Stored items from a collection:

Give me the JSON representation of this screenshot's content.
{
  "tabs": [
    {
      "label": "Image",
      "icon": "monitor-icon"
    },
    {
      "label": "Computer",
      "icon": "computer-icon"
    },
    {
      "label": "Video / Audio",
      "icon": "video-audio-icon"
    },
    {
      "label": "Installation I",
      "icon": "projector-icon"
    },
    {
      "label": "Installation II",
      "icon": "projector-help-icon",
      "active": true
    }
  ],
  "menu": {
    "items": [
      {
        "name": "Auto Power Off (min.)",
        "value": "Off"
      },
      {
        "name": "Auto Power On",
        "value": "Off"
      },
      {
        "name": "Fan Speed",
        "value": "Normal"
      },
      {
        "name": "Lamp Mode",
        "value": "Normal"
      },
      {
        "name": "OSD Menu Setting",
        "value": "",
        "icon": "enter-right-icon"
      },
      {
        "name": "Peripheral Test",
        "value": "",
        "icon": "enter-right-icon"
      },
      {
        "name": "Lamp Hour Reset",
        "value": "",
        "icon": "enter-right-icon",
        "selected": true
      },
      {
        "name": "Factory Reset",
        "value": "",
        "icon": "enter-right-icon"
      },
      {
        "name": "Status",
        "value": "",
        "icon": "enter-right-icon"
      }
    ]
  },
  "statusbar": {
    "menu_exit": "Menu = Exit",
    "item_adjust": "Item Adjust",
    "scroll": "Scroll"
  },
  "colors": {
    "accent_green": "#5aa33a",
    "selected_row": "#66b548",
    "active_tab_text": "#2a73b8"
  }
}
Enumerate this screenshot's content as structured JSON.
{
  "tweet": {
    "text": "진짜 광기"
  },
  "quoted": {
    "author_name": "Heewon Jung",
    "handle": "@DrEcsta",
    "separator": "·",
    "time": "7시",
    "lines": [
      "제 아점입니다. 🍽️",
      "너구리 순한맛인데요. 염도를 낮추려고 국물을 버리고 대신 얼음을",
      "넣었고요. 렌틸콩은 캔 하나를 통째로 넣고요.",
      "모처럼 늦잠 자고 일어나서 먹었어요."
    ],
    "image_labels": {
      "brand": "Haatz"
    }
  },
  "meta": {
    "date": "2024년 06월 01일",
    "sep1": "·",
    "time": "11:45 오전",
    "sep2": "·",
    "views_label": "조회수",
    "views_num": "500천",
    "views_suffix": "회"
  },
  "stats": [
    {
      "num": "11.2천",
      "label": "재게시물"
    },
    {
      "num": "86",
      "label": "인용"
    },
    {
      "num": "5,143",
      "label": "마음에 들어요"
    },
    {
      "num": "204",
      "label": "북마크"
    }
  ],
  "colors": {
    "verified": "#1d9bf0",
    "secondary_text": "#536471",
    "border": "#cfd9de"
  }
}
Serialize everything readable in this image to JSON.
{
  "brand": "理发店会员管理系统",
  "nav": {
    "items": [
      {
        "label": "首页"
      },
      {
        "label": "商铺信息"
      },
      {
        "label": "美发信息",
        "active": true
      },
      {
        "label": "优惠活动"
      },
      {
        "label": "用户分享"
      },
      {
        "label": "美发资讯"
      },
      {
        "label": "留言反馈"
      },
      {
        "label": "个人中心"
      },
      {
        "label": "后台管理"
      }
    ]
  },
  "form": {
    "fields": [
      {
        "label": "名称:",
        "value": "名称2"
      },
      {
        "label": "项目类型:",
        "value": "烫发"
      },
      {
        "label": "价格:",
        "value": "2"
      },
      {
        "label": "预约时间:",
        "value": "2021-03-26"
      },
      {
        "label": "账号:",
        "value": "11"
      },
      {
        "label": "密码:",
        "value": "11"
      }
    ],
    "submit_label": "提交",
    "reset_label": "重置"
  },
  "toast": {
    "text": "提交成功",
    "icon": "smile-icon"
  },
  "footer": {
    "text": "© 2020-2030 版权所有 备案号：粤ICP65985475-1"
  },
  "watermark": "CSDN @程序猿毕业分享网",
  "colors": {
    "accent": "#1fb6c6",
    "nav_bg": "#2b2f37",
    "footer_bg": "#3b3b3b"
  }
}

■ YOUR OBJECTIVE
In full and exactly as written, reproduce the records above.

■ OUTPUT FOR THIS EXERCISE
Give me the JSON representation of this screenshot's content.
{
  "tabs": [
    {
      "label": "Image",
      "icon": "monitor-icon"
    },
    {
      "label": "Computer",
      "icon": "computer-icon"
    },
    {
      "label": "Video / Audio",
      "icon": "video-audio-icon"
    },
    {
      "label": "Installation I",
      "icon": "projector-icon"
    },
    {
      "label": "Installation II",
      "icon": "projector-help-icon",
      "active": true
    }
  ],
  "menu": {
    "items": [
      {
        "name": "Auto Power Off (min.)",
        "value": "Off"
      },
      {
        "name": "Auto Power On",
        "value": "Off"
      },
      {
        "name": "Fan Speed",
        "value": "Normal"
      },
      {
        "name": "Lamp Mode",
        "value": "Normal"
      },
      {
        "name": "OSD Menu Setting",
        "value": "",
        "icon": "enter-right-icon"
      },
      {
        "name": "Peripheral Test",
        "value": "",
        "icon": "enter-right-icon"
      },
      {
        "name": "Lamp Hour Reset",
        "value": "",
        "icon": "enter-right-icon",
        "selected": true
      },
      {
        "name": "Factory Reset",
        "value": "",
        "icon": "enter-right-icon"
      },
      {
        "name": "Status",
        "value": "",
        "icon": "enter-right-icon"
      }
    ]
  },
  "statusbar": {
    "menu_exit": "Menu = Exit",
    "item_adjust": "Item Adjust",
    "scroll": "Scroll"
  },
  "colors": {
    "accent_green": "#5aa33a",
    "selected_row": "#66b548",
    "active_tab_text": "#2a73b8"
  }
}
Enumerate this screenshot's content as structured JSON.
{
  "tweet": {
    "text": "진짜 광기"
  },
  "quoted": {
    "author_name": "Heewon Jung",
    "handle": "@DrEcsta",
    "separator": "·",
    "time": "7시",
    "lines": [
      "제 아점입니다. 🍽️",
      "너구리 순한맛인데요. 염도를 낮추려고 국물을 버리고 대신 얼음을",
      "넣었고요. 렌틸콩은 캔 하나를 통째로 넣고요.",
      "모처럼 늦잠 자고 일어나서 먹었어요."
    ],
    "image_labels": {
      "brand": "Haatz"
    }
  },
  "meta": {
    "date": "2024년 06월 01일",
    "sep1": "·",
    "time": "11:45 오전",
    "sep2": "·",
    "views_label": "조회수",
    "views_num": "500천",
    "views_suffix": "회"
  },
  "stats": [
    {
      "num": "11.2천",
      "label": "재게시물"
    },
    {
      "num": "86",
      "label": "인용"
    },
    {
      "num": "5,143",
      "label": "마음에 들어요"
    },
    {
      "num": "204",
      "label": "북마크"
    }
  ],
  "colors": {
    "verified": "#1d9bf0",
    "secondary_text": "#536471",
    "border": "#cfd9de"
  }
}
Serialize everything readable in this image to JSON.
{
  "brand": "理发店会员管理系统",
  "nav": {
    "items": [
      {
        "label": "首页"
      },
      {
        "label": "商铺信息"
      },
      {
        "label": "美发信息",
        "active": true
      },
      {
        "label": "优惠活动"
      },
      {
        "label": "用户分享"
      },
      {
        "label": "美发资讯"
      },
      {
        "label": "留言反馈"
      },
      {
        "label": "个人中心"
      },
      {
        "label": "后台管理"
      }
    ]
  },
  "form": {
    "fields": [
      {
        "label": "名称:",
        "value": "名称2"
      },
      {
        "label": "项目类型:",
        "value": "烫发"
      },
      {
        "label": "价格:",
        "value": "2"
      },
      {
        "label": "预约时间:",
        "value": "2021-03-26"
      },
      {
        "label": "账号:",
        "value": "11"
      },
      {
        "label": "密码:",
        "value": "11"
      }
    ],
    "submit_label": "提交",
    "reset_label": "重置"
  },
  "toast": {
    "text": "提交成功",
    "icon": "smile-icon"
  },
  "footer": {
    "text": "© 2020-2030 版权所有 备案号：粤ICP65985475-1"
  },
  "watermark": "CSDN @程序猿毕业分享网",
  "colors": {
    "accent": "#1fb6c6",
    "nav_bg": "#2b2f37",
    "footer_bg": "#3b3b3b"
  }
}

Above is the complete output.